The Court of Justice judgment provides relevant clarifications on concepts central to the application of Article 101 TFEU. The Court confirmed that the MasterCard MIF could be qualified as a decision of an association of undertakings, even after MasterCard was incorporated and listed on the stock-exchange. The Court also held that the Commission and the GC had correctly applied the "ancillary restraints" test by finding that the MasterCard system could still function without the MIF.

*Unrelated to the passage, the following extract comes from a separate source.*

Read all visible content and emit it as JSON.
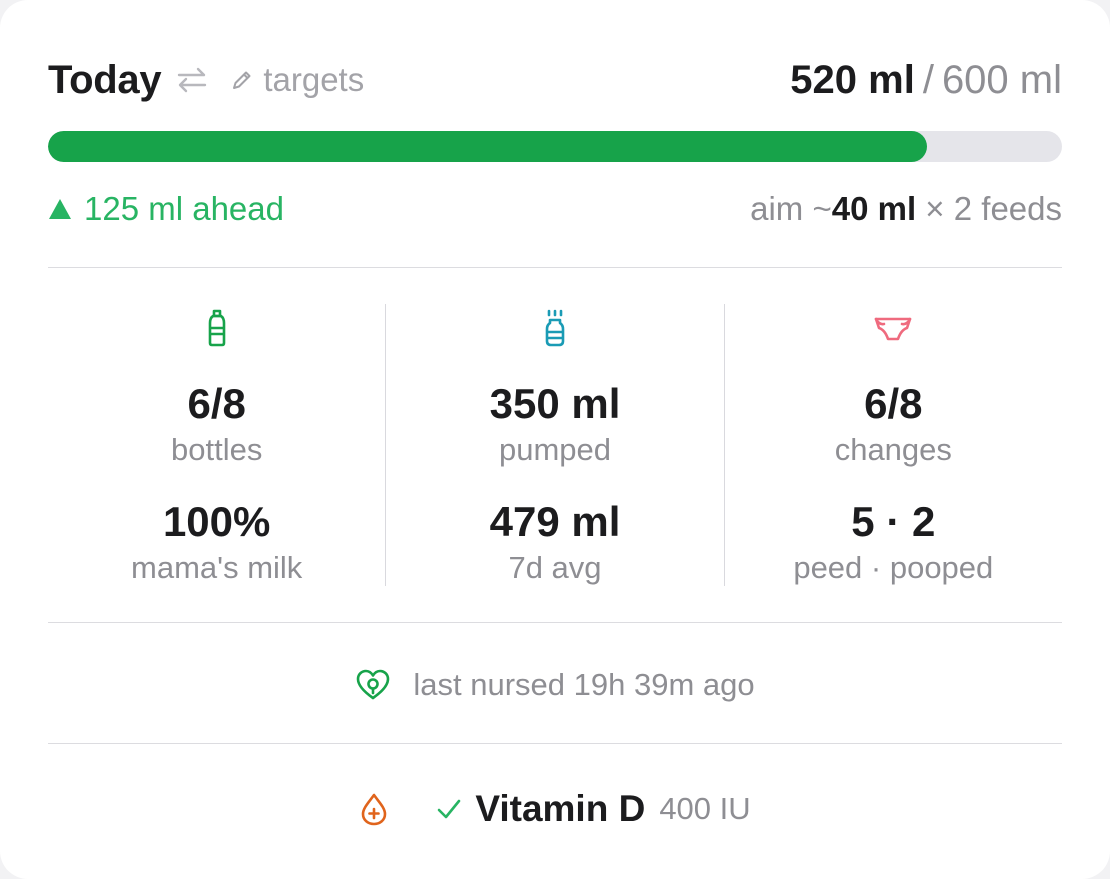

Finally, the Court of Justice explored the application of the "counterfactual" test and concluded that the GC had erred in applying it. The Court of Justice held that both for the application of the "ancillary restraints" test and in the context of establishing anti-competitive effects produced by certain conduct, the Commission and the GC may employ the "counterfactual" test. However, while in relation to the former it is decisive whether a legitimate main operation can function without the restrictive conduct in place, this is not necessarily the case for the latter. To determine whether conduct produces restrictive effects on competition, it is necessary to assess the competition within the actual context in a hypothetical situation without that conduct in place (counterfactual analysis). If a less restrictive situation is available, the GC is obliged to establish whether that hypothetical situation is likely to occur. In the present case, the GC found that a prohibition of ex post pricing would be able to replace the MIF and produce less restrictive effects on competition. However, the Court of Justice found that the GC failed to establish the likelihood of that scenario to materialise in the absence of the MIF. Nevertheless, this has no effect on the validity of the judgment of the GC - and the European Commission decision - since the Court of Justice found that the GC's overall conclusion was well-founded on other grounds. Therefore, the Court of Justice upheld the GC's analysis of the restrictive effects of the MIF, as well as its finding that the MIF did not satisfy the conditions for individual exemption under Article 101(3) TFEU.